There is no need for the coalition led by the Prime Minister,
Mahinda Rajapakse, to circulate the message that the
Presidential election applies only to the Sinhalese part of the
country, namely, the south of Ceylon.
The South is only following what has been a regular Sinhalese
practice for over fifty years ever since the British pulled out
from Ceylon. It is like the SLFP-LSSP coalition led by Srimavo
Ratwatte Bandaranaike, the then Prime Minister, summoning a
so-called constituent assembly in 1972 consisting of members
elected by the Sinhalese electorates of South Ceylon only, and
deliberately drafting and enacting a brand new Constitution for
South Ceylon only.
I have been crying hoarse for forty years urging the Tamils
never again to trust Sinhala governments or to enter into
agreements and pacts bartering away Tamil interests and rights.

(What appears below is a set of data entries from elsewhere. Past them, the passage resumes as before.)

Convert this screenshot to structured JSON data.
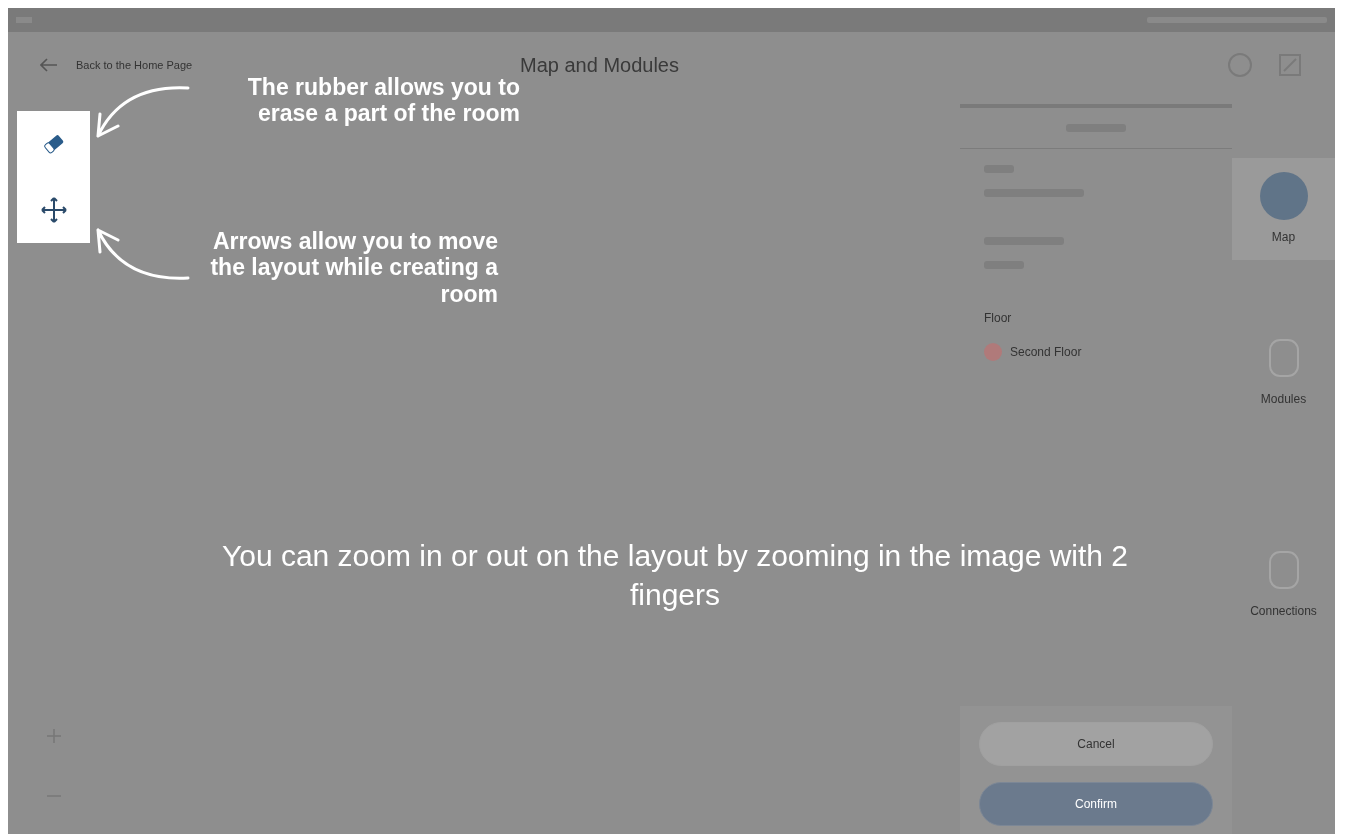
{
  "header": {
    "back_link": "Back to the Home Page",
    "title": "Map and Modules"
  },
  "panel": {
    "floor_label": "Floor",
    "floor_value": "Second Floor",
    "buttons": [
      {
        "label": "Cancel",
        "kind": "secondary"
      },
      {
        "label": "Confirm",
        "kind": "primary"
      }
    ]
  },
  "nav": [
    {
      "label": "Map",
      "selected": true
    },
    {
      "label": "Modules",
      "selected": false
    },
    {
      "label": "Connections",
      "selected": false
    }
  ],
  "annotations": [
    {
      "text": "The rubber allows you to erase a part of the room",
      "kind": "eraser"
    },
    {
      "text": "Arrows allow you to move the layout while creating a room",
      "kind": "move"
    },
    {
      "text": "You can zoom in or out on the layout by zooming in the image with 2 fingers",
      "kind": "center"
    }
  ]
}
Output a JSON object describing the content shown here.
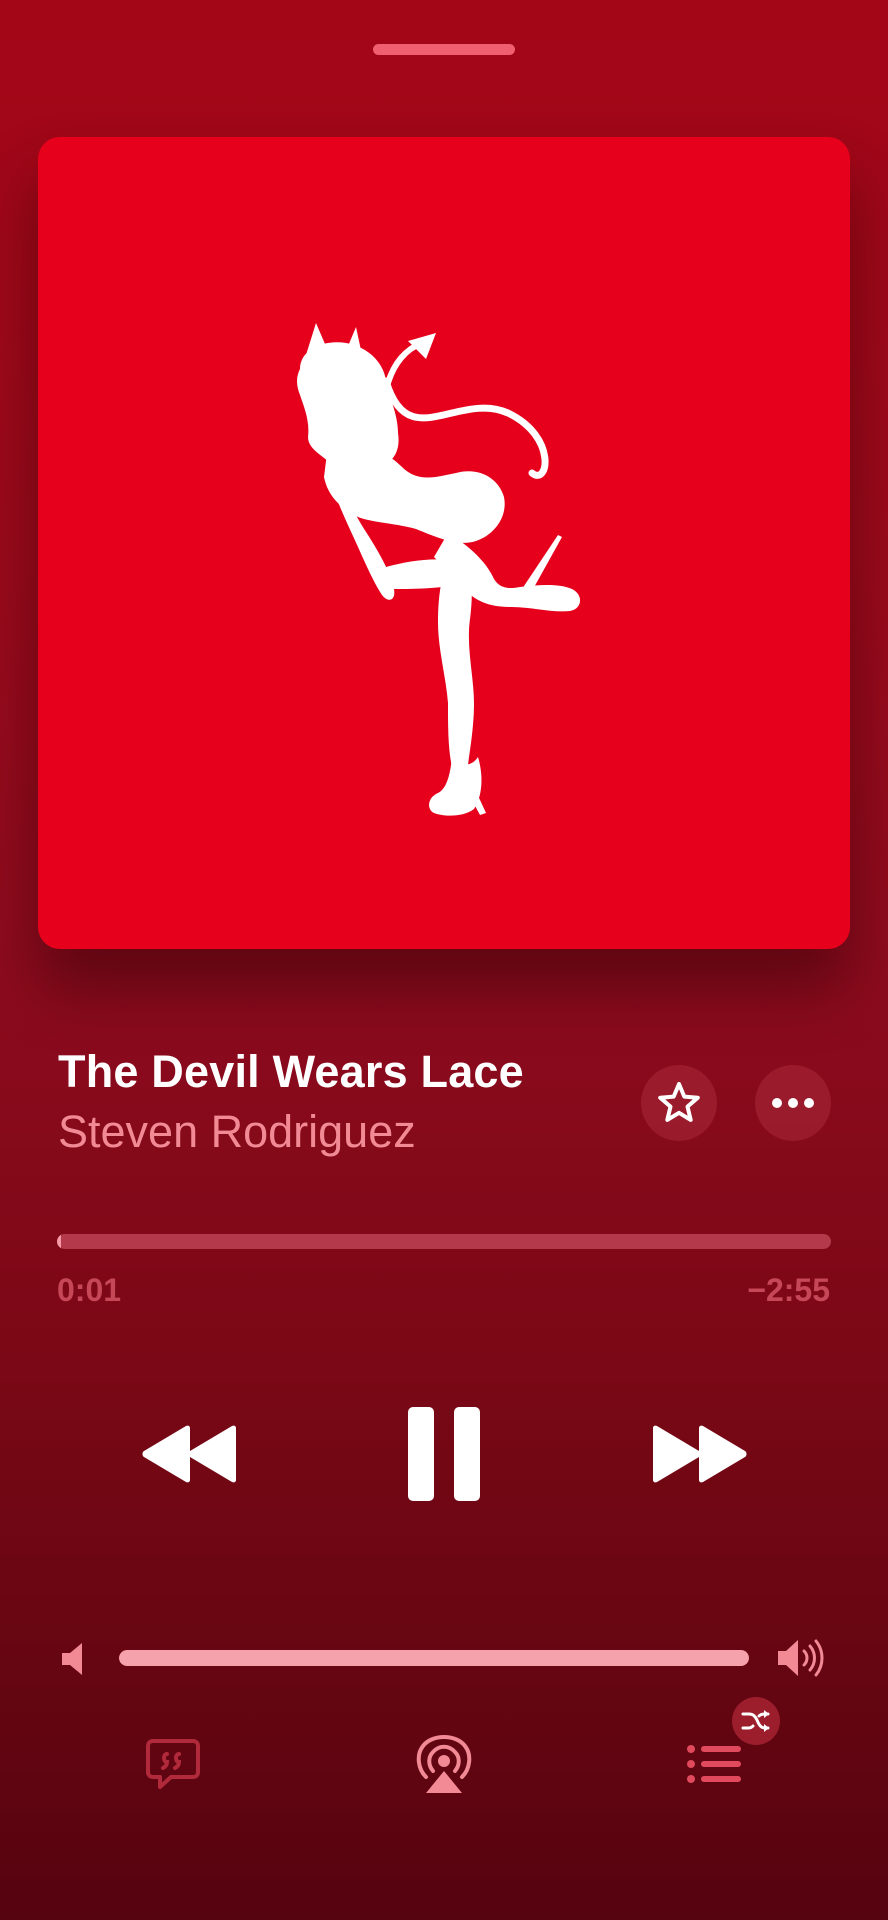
{
  "track": {
    "title": "The Devil Wears Lace",
    "artist": "Steven Rodriguez"
  },
  "artwork": {
    "background_color": "#e6001c",
    "icon": "devil-silhouette-icon"
  },
  "playback": {
    "elapsed": "0:01",
    "remaining": "−2:55",
    "progress_fraction": 0.005,
    "state": "playing"
  },
  "volume": {
    "level_fraction": 1.0
  },
  "controls": {
    "favorite_icon": "star-icon",
    "more_icon": "ellipsis-icon",
    "rewind_icon": "rewind-icon",
    "pause_icon": "pause-icon",
    "forward_icon": "fast-forward-icon",
    "lyrics_icon": "lyrics-icon",
    "airplay_icon": "airplay-icon",
    "queue_icon": "queue-list-icon",
    "shuffle_icon": "shuffle-icon"
  },
  "colors": {
    "background_top": "#a30617",
    "background_bottom": "#560410",
    "accent_pink": "#f28a96",
    "track_inactive": "#b3394b"
  }
}
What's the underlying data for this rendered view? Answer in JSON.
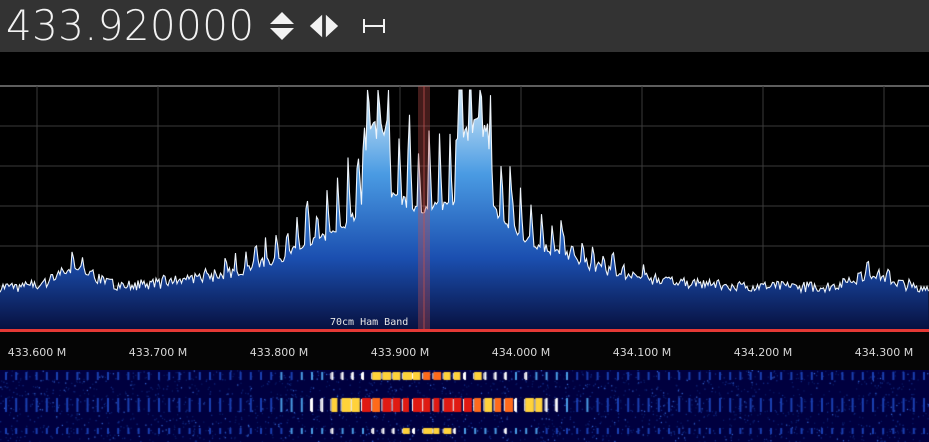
{
  "frequency": {
    "display": "433.920000"
  },
  "controls": {
    "step_icon": "up-down-triangles-icon",
    "tune_icon": "left-right-triangles-icon",
    "bandwidth_icon": "horizontal-span-icon"
  },
  "spectrum": {
    "center_mhz": 433.92,
    "tick_labels": [
      "433.600 M",
      "433.700 M",
      "433.800 M",
      "433.900 M",
      "434.000 M",
      "434.100 M",
      "434.200 M",
      "434.300 M"
    ],
    "band": {
      "label": "70cm Ham Band",
      "color": "#e53935"
    },
    "colors": {
      "background": "#000000",
      "grid": "#3a3a3a",
      "trace": "#e8f0f8",
      "fill_top": "#cfe6f5",
      "fill_mid": "#2a7fd4",
      "fill_bottom": "#08124a",
      "marker": "#c0504d"
    }
  },
  "waterfall": {
    "colors": [
      "#00004a",
      "#0a2a9a",
      "#2f7fe0",
      "#ffffff",
      "#ffcc33",
      "#ff4a1a",
      "#c81010"
    ]
  }
}
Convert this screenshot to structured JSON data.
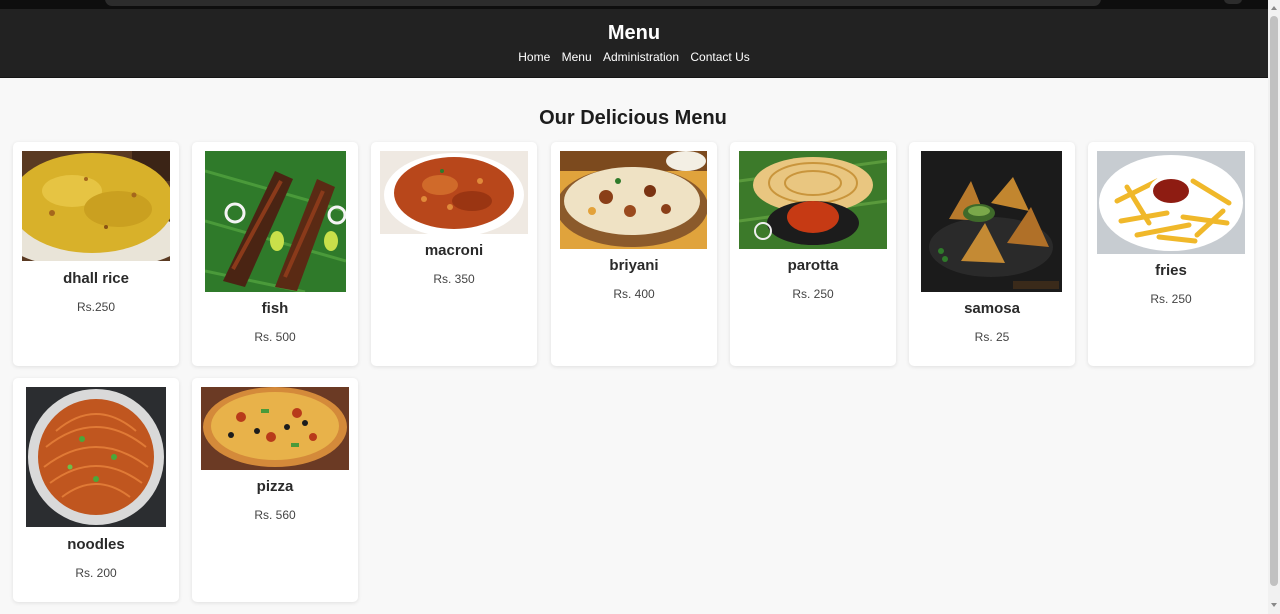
{
  "header": {
    "title": "Menu",
    "nav": [
      "Home",
      "Menu",
      "Administration",
      "Contact Us"
    ]
  },
  "main": {
    "heading": "Our Delicious Menu",
    "items": [
      {
        "name": "dhall rice",
        "price": "Rs.250",
        "icon": "dhall-rice-image"
      },
      {
        "name": "fish",
        "price": "Rs. 500",
        "icon": "fish-image"
      },
      {
        "name": "macroni",
        "price": "Rs. 350",
        "icon": "macaroni-image"
      },
      {
        "name": "briyani",
        "price": "Rs. 400",
        "icon": "biryani-image"
      },
      {
        "name": "parotta",
        "price": "Rs. 250",
        "icon": "parotta-image"
      },
      {
        "name": "samosa",
        "price": "Rs. 25",
        "icon": "samosa-image"
      },
      {
        "name": "fries",
        "price": "Rs. 250",
        "icon": "fries-image"
      },
      {
        "name": "noodles",
        "price": "Rs. 200",
        "icon": "noodles-image"
      },
      {
        "name": "pizza",
        "price": "Rs. 560",
        "icon": "pizza-image"
      }
    ]
  },
  "colors": {
    "header_bg": "#222222",
    "page_bg": "#f8f8f8",
    "card_bg": "#ffffff"
  }
}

They can never make any decision for the solution of the Tamil
problem by consensus.
For all practical purposes, the citizens of Tamil North-East
Ceylon do not count at all. The Tamils come in only when their
help is needed by one or the other of the two major Sinhalese
political parties in their contest for the seat of power in
Colombo. In a tricky situation of uncertainty as to which way
the Sinhalese votes of South Ceylon may go, and knowing their
own people's, well known trait of "divunum paththatta hoyya"
(jump to the winning party), both the Sinhalese parties, the UNP
as welll as the SLFP, have always been in the habit of wooing
for Tamil votes promising the moon in return. Once their
objective is achieved with the help of the Tamil votes, and
having fulfilled none of the things promised to the Tamils in
return for their support, it has always been the parctice of
Colombo governments to kick the Tamils out and tell them to go
to hell. The forthcoming Presidential election on November 17th
is just another of such seasonal contests between the UNP and
TamilNet: What is your reaction to
recent stand taken by the European Union?
Navaratnam: One is unable to think of the
real reason for this Declaration. The declared reason, namely
violence and terrorism, cannot be the real reason because
Britain, which holds EU's presidency, itself resorted to
violence and terrorism to shoot and kill the last Tamil king,
Pandara Vanniyan, from behind a hiding place, seize his kingdom
and amalgamate it through Captain Colebrook with the Sinhalese
It is more obvious that the EU (or, rather Britain) has taken
this action at the behest of the Sinhalese Colombo Government.
The EU cannot pretend not to know that showing bias in favour of
one negotiating partner and prejudice against the other
negotiating partner is not the way to advance Peace Process.
The European Union (EU) countries of the Western World has now
thought it fit to insult the Tamils by making a public
derogatory Declaration about the LTTE. The EU is well aware that
in all Peace Process negotiations LTTE means the Tamils and
Tamils means the LTTE. For reasons best known to itself, the EU
declares that the Tamil representatives are no longer admissible
into its member states. Let the European Union's insult of the
Tamils during Britain's rotating Presidency be the last straw.